### Task statement
The response must be a precise copy of the records that follow.

### Given records

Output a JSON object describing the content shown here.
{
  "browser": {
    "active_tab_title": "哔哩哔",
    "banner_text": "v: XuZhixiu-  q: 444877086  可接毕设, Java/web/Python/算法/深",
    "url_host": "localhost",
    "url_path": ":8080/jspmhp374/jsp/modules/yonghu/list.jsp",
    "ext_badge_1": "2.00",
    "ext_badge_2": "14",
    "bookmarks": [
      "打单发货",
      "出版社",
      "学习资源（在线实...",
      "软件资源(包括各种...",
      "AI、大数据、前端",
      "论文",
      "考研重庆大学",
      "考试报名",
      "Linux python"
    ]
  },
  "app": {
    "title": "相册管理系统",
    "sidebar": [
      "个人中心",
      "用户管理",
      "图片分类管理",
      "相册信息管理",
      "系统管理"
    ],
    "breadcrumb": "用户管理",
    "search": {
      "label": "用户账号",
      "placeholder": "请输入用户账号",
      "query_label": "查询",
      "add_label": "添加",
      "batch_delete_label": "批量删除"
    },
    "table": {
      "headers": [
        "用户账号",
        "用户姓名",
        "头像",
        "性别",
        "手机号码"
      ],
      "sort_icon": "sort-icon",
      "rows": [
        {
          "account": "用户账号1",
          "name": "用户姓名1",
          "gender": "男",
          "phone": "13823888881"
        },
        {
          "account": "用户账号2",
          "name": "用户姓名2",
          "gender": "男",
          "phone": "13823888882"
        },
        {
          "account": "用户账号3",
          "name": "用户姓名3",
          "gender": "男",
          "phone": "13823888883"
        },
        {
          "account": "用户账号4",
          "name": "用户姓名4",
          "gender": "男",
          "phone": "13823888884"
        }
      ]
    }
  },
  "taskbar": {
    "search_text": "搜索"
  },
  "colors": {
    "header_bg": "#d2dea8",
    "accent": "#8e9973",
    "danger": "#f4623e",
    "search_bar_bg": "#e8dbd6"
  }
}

### Solution for this task
Output a JSON object describing the content shown here.
{
  "browser": {
    "active_tab_title": "哔哩哔",
    "banner_text": "v: XuZhixiu-  q: 444877086  可接毕设, Java/web/Python/算法/深",
    "url_host": "localhost",
    "url_path": ":8080/jspmhp374/jsp/modules/yonghu/list.jsp",
    "ext_badge_1": "2.00",
    "ext_badge_2": "14",
    "bookmarks": [
      "打单发货",
      "出版社",
      "学习资源（在线实...",
      "软件资源(包括各种...",
      "AI、大数据、前端",
      "论文",
      "考研重庆大学",
      "考试报名",
      "Linux python"
    ]
  },
  "app": {
    "title": "相册管理系统",
    "sidebar": [
      "个人中心",
      "用户管理",
      "图片分类管理",
      "相册信息管理",
      "系统管理"
    ],
    "breadcrumb": "用户管理",
    "search": {
      "label": "用户账号",
      "placeholder": "请输入用户账号",
      "query_label": "查询",
      "add_label": "添加",
      "batch_delete_label": "批量删除"
    },
    "table": {
      "headers": [
        "用户账号",
        "用户姓名",
        "头像",
        "性别",
        "手机号码"
      ],
      "sort_icon": "sort-icon",
      "rows": [
        {
          "account": "用户账号1",
          "name": "用户姓名1",
          "gender": "男",
          "phone": "13823888881"
        },
        {
          "account": "用户账号2",
          "name": "用户姓名2",
          "gender": "男",
          "phone": "13823888882"
        },
        {
          "account": "用户账号3",
          "name": "用户姓名3",
          "gender": "男",
          "phone": "13823888883"
        },
        {
          "account": "用户账号4",
          "name": "用户姓名4",
          "gender": "男",
          "phone": "13823888884"
        }
      ]
    }
  },
  "taskbar": {
    "search_text": "搜索"
  },
  "colors": {
    "header_bg": "#d2dea8",
    "accent": "#8e9973",
    "danger": "#f4623e",
    "search_bar_bg": "#e8dbd6"
  }
}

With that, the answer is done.